— What needs to be done —
The reply is to contain the full listing, repeated exactly, with pictures left out.

— Task material —
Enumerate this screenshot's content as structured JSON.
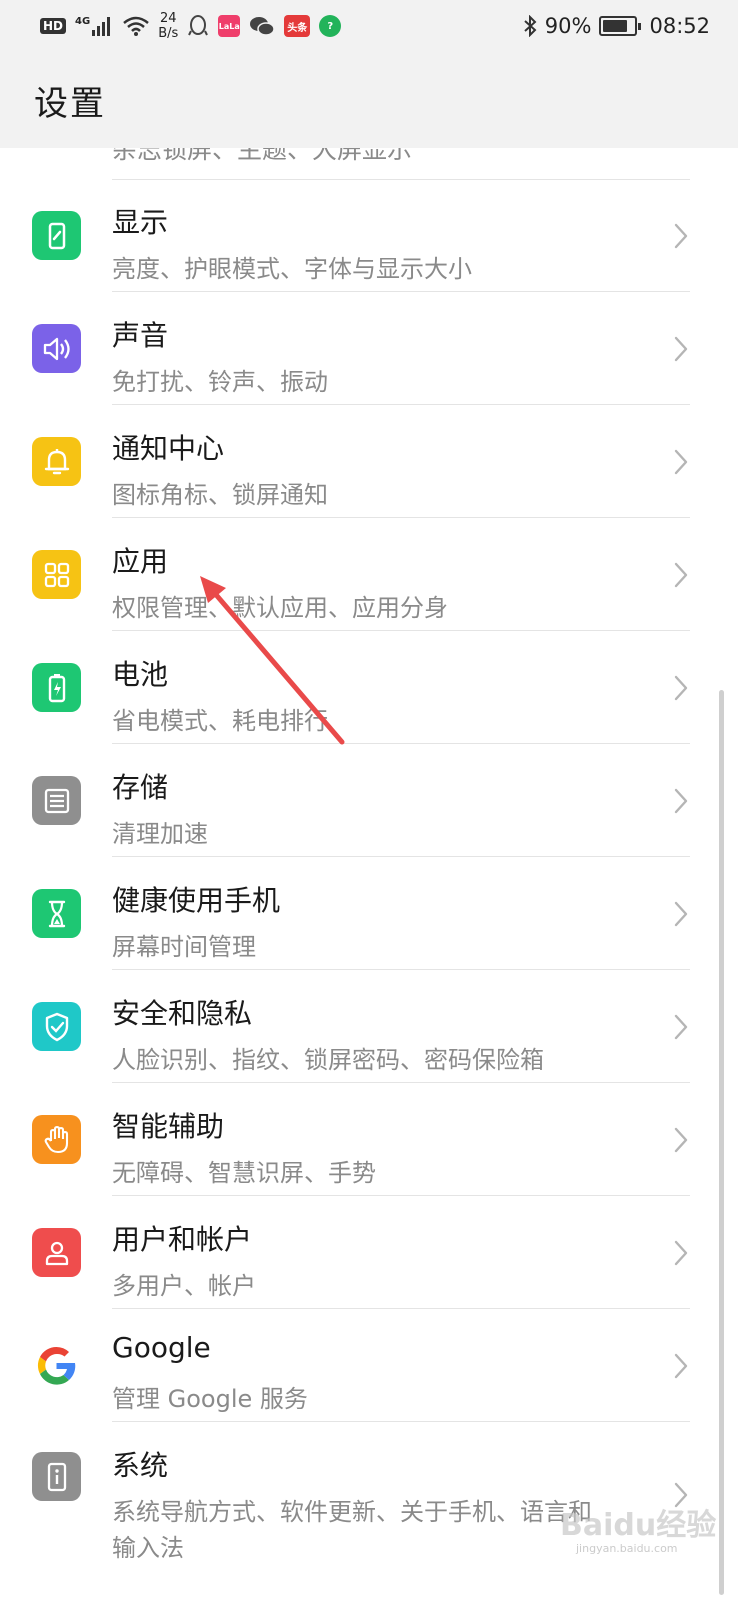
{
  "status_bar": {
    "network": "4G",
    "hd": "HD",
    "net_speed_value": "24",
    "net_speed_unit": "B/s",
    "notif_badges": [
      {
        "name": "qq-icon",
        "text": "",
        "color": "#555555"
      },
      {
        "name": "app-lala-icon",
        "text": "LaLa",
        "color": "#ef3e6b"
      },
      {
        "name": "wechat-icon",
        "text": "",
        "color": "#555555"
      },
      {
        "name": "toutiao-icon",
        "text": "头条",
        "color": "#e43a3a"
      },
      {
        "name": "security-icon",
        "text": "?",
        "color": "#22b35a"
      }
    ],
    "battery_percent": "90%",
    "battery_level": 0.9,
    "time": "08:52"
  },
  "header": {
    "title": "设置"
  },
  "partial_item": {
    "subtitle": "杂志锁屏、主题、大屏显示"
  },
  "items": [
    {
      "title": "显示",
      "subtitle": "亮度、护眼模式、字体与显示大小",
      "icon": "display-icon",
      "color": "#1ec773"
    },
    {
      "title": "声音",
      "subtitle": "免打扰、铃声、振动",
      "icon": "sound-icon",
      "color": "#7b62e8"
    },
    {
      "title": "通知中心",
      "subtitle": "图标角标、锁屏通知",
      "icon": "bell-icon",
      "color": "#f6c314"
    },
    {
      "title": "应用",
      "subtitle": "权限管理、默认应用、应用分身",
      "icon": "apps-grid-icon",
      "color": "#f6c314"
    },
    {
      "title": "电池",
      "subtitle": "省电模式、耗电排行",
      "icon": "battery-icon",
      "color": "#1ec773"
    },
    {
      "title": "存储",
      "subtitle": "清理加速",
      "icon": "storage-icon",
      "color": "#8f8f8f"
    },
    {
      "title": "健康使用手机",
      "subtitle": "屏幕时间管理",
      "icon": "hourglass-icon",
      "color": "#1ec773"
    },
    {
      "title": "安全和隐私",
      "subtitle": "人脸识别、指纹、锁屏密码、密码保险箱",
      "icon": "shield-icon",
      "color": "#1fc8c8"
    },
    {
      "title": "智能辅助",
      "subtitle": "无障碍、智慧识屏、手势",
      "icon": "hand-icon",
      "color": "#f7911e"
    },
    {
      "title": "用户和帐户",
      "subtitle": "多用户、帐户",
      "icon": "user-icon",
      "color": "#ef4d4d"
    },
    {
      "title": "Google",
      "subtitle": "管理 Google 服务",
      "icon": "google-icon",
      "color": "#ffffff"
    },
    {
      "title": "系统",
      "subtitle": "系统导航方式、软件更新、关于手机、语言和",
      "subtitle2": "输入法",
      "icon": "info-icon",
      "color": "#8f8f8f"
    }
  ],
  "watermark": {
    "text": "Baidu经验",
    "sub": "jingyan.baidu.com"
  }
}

— Solved problem —
Enumerate this screenshot's content as structured JSON.
{
  "status_bar": {
    "network": "4G",
    "hd": "HD",
    "net_speed_value": "24",
    "net_speed_unit": "B/s",
    "notif_badges": [
      {
        "name": "qq-icon",
        "text": "",
        "color": "#555555"
      },
      {
        "name": "app-lala-icon",
        "text": "LaLa",
        "color": "#ef3e6b"
      },
      {
        "name": "wechat-icon",
        "text": "",
        "color": "#555555"
      },
      {
        "name": "toutiao-icon",
        "text": "头条",
        "color": "#e43a3a"
      },
      {
        "name": "security-icon",
        "text": "?",
        "color": "#22b35a"
      }
    ],
    "battery_percent": "90%",
    "battery_level": 0.9,
    "time": "08:52"
  },
  "header": {
    "title": "设置"
  },
  "partial_item": {
    "subtitle": "杂志锁屏、主题、大屏显示"
  },
  "items": [
    {
      "title": "显示",
      "subtitle": "亮度、护眼模式、字体与显示大小",
      "icon": "display-icon",
      "color": "#1ec773"
    },
    {
      "title": "声音",
      "subtitle": "免打扰、铃声、振动",
      "icon": "sound-icon",
      "color": "#7b62e8"
    },
    {
      "title": "通知中心",
      "subtitle": "图标角标、锁屏通知",
      "icon": "bell-icon",
      "color": "#f6c314"
    },
    {
      "title": "应用",
      "subtitle": "权限管理、默认应用、应用分身",
      "icon": "apps-grid-icon",
      "color": "#f6c314"
    },
    {
      "title": "电池",
      "subtitle": "省电模式、耗电排行",
      "icon": "battery-icon",
      "color": "#1ec773"
    },
    {
      "title": "存储",
      "subtitle": "清理加速",
      "icon": "storage-icon",
      "color": "#8f8f8f"
    },
    {
      "title": "健康使用手机",
      "subtitle": "屏幕时间管理",
      "icon": "hourglass-icon",
      "color": "#1ec773"
    },
    {
      "title": "安全和隐私",
      "subtitle": "人脸识别、指纹、锁屏密码、密码保险箱",
      "icon": "shield-icon",
      "color": "#1fc8c8"
    },
    {
      "title": "智能辅助",
      "subtitle": "无障碍、智慧识屏、手势",
      "icon": "hand-icon",
      "color": "#f7911e"
    },
    {
      "title": "用户和帐户",
      "subtitle": "多用户、帐户",
      "icon": "user-icon",
      "color": "#ef4d4d"
    },
    {
      "title": "Google",
      "subtitle": "管理 Google 服务",
      "icon": "google-icon",
      "color": "#ffffff"
    },
    {
      "title": "系统",
      "subtitle": "系统导航方式、软件更新、关于手机、语言和",
      "subtitle2": "输入法",
      "icon": "info-icon",
      "color": "#8f8f8f"
    }
  ],
  "watermark": {
    "text": "Baidu经验",
    "sub": "jingyan.baidu.com"
  }
}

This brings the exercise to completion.